Several weeks ago, the US Department of Education and the US Department of Justice issued a series of guidelines to address growing evidence and concern over the disproportionate use of school disciplinary techniques. The announcement of the new guidelines addressed long standing policies and practices of educational exclusion, such as suspension and expulsion, along with zero tolerance practices. The announcement acknowledged that the implementation of these reactive and punitive policies and practices were disseminated at differential rates for both minority youth and children with disabilities.
Above and beyond the disproportional use of reactive punishment, these practices are not associated with success. Children who are frequently disciplined and/or who spend time in school environments where there are ongoing negative disciplinary measures are more likely to be retained at grade level and/or drop out of school. This is economically and socially costly and is antithetical to a model of education that is rooted in a child’s ability to be present in class and ready to learn.
The new guidelines shift the theoretical model of school discipline, from a medical model of child pathology (disobedience in need of punishment/treatment) to a social model of ecological prevention. The guidelines emphasize the role of teachers and supportive classroom practices as a foundation for prevention. Rather than focus on reactions to student behavior using punitive measures, which can involve police and criminal justice responses, the new guidelines consider the prospective development of a classroom that promotes pro-social behavior and prioritizes early intervention over treatment. Pro-social prevention, rather than disciplinary reactions, has been shown to be “best practice” in education and other health and social domains.
Pro-social prevention, rather than disciplinary reaction, is a proven best practice in education and other health and social domains.
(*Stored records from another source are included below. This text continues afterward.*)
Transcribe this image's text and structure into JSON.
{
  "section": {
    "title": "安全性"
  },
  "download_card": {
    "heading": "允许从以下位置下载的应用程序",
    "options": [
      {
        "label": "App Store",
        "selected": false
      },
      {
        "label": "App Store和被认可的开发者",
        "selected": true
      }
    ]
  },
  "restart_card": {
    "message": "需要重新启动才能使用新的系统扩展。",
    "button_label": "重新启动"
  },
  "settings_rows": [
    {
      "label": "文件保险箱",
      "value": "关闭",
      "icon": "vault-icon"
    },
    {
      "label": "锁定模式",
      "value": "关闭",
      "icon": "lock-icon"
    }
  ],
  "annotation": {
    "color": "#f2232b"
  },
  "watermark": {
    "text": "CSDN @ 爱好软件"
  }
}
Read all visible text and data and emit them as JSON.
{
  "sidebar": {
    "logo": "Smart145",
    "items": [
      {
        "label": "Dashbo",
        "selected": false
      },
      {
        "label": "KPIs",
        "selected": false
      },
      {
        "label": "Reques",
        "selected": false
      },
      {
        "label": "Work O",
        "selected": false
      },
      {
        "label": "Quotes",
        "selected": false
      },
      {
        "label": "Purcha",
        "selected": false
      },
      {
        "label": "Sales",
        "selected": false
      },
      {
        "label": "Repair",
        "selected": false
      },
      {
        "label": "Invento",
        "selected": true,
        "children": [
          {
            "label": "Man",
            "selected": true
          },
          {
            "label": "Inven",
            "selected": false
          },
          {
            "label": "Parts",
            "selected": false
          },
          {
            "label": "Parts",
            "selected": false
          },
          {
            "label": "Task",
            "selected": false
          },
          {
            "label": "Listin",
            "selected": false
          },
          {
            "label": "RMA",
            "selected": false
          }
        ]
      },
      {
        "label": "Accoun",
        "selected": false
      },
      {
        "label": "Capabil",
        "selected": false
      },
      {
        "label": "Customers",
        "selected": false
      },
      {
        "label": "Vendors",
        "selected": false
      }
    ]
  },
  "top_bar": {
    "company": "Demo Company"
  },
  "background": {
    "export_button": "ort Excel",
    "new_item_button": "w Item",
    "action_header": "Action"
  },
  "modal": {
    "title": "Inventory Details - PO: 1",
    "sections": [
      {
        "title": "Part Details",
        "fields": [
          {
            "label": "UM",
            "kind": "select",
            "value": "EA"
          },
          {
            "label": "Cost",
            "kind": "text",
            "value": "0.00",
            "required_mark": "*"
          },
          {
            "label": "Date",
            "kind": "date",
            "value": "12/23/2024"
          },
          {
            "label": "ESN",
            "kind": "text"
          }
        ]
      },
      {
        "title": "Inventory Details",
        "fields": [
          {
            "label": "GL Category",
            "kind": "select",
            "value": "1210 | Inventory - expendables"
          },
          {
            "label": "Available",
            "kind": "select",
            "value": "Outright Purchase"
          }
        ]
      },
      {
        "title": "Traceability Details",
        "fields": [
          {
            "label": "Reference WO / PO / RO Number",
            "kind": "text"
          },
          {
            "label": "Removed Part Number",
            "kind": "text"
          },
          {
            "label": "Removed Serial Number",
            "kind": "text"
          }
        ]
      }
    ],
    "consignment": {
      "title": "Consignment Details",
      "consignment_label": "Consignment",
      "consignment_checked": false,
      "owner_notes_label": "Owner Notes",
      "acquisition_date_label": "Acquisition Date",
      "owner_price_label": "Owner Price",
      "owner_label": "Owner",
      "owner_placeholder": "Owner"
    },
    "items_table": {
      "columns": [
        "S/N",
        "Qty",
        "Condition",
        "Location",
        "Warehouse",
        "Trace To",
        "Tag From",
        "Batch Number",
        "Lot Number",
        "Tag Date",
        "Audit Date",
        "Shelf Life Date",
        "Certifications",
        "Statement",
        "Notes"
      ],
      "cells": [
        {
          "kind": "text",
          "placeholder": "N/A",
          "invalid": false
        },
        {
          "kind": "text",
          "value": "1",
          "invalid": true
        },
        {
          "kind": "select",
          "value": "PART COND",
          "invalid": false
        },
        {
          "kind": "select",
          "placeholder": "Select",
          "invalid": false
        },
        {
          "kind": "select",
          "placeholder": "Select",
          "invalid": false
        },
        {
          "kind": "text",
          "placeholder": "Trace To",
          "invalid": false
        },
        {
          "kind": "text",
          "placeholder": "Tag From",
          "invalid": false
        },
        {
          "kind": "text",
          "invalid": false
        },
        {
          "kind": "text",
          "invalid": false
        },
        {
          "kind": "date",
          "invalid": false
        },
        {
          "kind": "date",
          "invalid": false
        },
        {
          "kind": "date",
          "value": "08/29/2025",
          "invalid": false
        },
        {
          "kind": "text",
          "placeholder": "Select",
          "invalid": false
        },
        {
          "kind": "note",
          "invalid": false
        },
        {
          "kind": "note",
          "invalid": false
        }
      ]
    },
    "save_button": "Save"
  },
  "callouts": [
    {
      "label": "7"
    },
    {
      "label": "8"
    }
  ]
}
The Center on the Social and Emotional Foundations for Early Learning (CSEFEL) is a national resource center funded by the Office of Head Start and Child Care Bureau for disseminating research and evidence-based practices to early childhood programs across the country. They use a pyramid model to describe promising practices for preventing and addressing challenging behaviors while supporting the social emotional competence of infants, toddlers, and young children. Massachusetts has been a state partner of CSEFEL’s since 2009, benefiting from the Center’s training, technical assistance, materials, and coaching practices in order to build competency across the state in the Pyramid Model approach.
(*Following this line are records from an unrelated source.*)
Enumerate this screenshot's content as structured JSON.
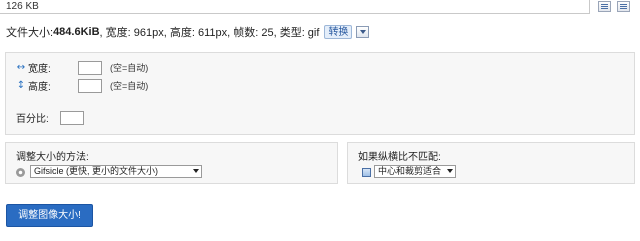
{
  "top": {
    "size_text": "126 KB"
  },
  "info": {
    "prefix": "文件大小: ",
    "file_size": "484.6KiB",
    "details": ", 宽度: 961px, 高度: 611px, 帧数: 25, 类型: gif",
    "convert_label": "转换"
  },
  "resize": {
    "width_label": "宽度:",
    "height_label": "高度:",
    "width_hint": "(空=自动)",
    "height_hint": "(空=自动)",
    "percent_label": "百分比:"
  },
  "method": {
    "label": "调整大小的方法:",
    "selected": "Gifsicle (更快, 更小的文件大小)"
  },
  "aspect": {
    "label": "如果纵横比不匹配:",
    "selected": "中心和裁剪适合"
  },
  "submit_label": "调整图像大小!"
}
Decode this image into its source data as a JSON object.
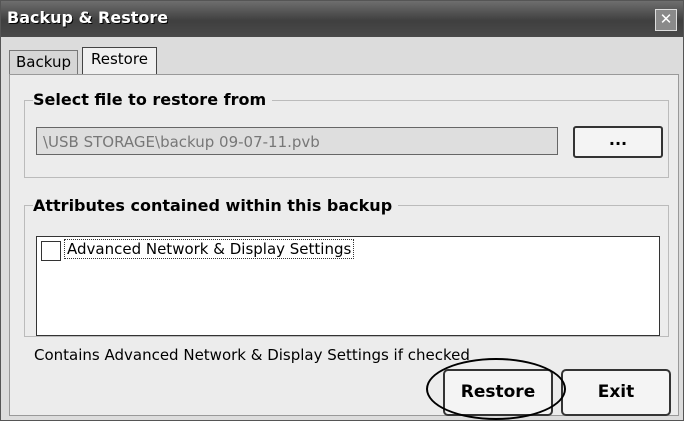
{
  "window": {
    "title": "Backup & Restore",
    "close_glyph": "✕"
  },
  "tabs": [
    {
      "label": "Backup"
    },
    {
      "label": "Restore",
      "active": true
    }
  ],
  "file_group": {
    "label": "Select file to restore from",
    "path": "\\USB STORAGE\\backup 09-07-11.pvb",
    "browse_label": "..."
  },
  "attributes_group": {
    "label": "Attributes contained within this backup",
    "items": [
      {
        "label": "Advanced Network & Display Settings",
        "checked": false
      }
    ]
  },
  "note": "Contains Advanced Network & Display Settings if checked",
  "buttons": {
    "restore": "Restore",
    "exit": "Exit"
  }
}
Professional development opportunities and demonstration sites development in using the Pyramid Model continue to be rolled-out across the Commonwealth through a variety of funding, training and coaching resources, including the Connected Beginnings Training Institute, a program of Wheelock College’s Aspire Institute.
In Boston, Family Service of Greater Boston, Inc. has developed a program, Strong StartTM, which provides early education and care consultation and play therapy services to selected childcare agencies in the metro Boston area. The program’s mission is to improve the social/emotional advancement of children in selected inner city early education and care programs by providing intensive intervention services to children with social/emotional delays and/or other mental health needs. In addition, the program also works to improve the quality of the children’s teachers by providing comprehensive professional development activities and opportunities.
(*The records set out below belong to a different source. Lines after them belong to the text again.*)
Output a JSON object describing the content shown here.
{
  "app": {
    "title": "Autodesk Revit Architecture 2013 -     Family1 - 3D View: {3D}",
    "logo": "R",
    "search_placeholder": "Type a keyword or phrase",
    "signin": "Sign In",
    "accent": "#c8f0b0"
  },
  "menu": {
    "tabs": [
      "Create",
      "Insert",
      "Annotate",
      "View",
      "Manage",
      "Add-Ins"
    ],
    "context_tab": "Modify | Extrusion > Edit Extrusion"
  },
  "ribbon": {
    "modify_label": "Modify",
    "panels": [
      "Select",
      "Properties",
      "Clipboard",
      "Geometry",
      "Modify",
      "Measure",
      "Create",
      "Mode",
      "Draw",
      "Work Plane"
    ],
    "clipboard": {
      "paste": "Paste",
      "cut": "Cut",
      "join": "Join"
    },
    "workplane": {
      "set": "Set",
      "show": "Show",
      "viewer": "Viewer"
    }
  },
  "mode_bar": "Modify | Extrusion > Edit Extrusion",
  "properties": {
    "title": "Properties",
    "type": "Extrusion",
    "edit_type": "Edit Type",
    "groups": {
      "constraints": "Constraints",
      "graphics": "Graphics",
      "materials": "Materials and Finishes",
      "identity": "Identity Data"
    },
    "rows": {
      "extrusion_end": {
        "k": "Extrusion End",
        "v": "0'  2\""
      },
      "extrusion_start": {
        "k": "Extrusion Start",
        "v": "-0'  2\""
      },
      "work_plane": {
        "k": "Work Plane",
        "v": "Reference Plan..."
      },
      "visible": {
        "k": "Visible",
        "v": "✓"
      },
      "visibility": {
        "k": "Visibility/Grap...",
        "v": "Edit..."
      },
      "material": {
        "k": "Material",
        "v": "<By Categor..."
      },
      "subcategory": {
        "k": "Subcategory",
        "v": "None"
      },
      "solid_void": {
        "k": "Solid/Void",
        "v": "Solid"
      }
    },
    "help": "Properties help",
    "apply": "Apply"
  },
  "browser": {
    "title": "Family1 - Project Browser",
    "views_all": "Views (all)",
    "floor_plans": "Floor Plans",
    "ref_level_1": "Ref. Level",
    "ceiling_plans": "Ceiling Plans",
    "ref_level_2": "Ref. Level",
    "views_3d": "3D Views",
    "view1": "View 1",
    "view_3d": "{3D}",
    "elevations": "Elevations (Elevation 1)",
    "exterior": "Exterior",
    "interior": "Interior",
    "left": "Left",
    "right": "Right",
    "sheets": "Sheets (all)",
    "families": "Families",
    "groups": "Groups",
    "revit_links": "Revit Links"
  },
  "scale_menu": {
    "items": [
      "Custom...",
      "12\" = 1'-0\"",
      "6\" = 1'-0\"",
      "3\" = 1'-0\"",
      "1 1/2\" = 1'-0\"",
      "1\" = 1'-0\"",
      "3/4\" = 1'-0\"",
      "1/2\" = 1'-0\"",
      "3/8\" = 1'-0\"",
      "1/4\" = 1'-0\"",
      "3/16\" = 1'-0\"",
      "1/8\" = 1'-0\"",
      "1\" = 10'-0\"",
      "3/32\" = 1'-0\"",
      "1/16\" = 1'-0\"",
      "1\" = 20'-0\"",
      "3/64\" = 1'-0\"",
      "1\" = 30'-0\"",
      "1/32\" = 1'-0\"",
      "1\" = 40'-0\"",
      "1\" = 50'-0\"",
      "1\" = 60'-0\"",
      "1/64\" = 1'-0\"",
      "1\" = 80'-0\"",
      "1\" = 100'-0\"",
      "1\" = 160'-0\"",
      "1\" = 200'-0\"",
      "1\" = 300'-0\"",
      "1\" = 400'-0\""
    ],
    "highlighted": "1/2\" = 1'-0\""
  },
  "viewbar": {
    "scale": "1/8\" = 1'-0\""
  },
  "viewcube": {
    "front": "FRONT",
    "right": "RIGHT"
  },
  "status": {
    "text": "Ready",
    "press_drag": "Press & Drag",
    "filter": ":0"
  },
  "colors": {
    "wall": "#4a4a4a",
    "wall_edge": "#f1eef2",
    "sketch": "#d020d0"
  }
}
Strong Start’sTM model provides on-site services of an early childhood educator and a mental health clinician who work together at the same child care site in order to ensure comprehensive services. The program is based on CSEFEL’s pyramid model where at the base of the pyramid all of the childcare personnel at the site receive basic professional development opportunities such as workshops/trainings and articles on relevant topics. At the middle of the pyramid those childcare personnel who may need extra assistance receive in-class consultation, modeling, and mentoring. Play therapy is represented at the top of the pyramid. It is for those children whose needs are greater than what can be met through classroom changes and therefore may need more intensive services.
Programs such as Strong StartTM provide classroom teachers with a strong support system to help them develop strategies to assist children with social emotional needs. Furthermore, they provide a support system to those individual children who may have experienced trauma. These types of programs would be beneficial to educators throughout the prek-12 system. The issues and behaviors may change as children grow and develop, but educators and children still need strong support for responding to and preventing them.
Photos courtesy of ecastro under flickr creative commons license, CSEFEL, and Family Service of Greater Boston
Emily Mann is an Associate Academic Specialist in the Human Services Program at Northeastern University. She received a bachelor’s degree in Sociology from the State University of New York at Geneseo, a Master’s of Science in Social Work, and a Ph.D. in Social Welfare from the University of Wisconsin-Madison, where she studied the effects of early intervention on delinquency prevention. Dr. Mann spent two years as a Postdoctoral Fellow in the Clinical Research Training Program (CRTP) at the Harvard University Graduate School of Education, and was also a National Academy of Education/Spencer Postdoctoral Fellow. Dr. Mann’s teaching and research focuses on educational interventions and academic and social functioning.
Deborah Abelman is the Early Childhood Education Supervisor for Family Service of Greater Boston’s Strong Start Program. She received a B.A. in Linguistics from Brandeis University, an M.Ed. in Young Children with Special Needs from the University of Massachusetts at Amherst, and a Ph.D. in Early Childhood Special Education from the University of California at Berkeley with San Francisco State University. Dr. Abelman has over 30 years of experience in the field of early intervention/early childhood education/special education in both the public and private sectors.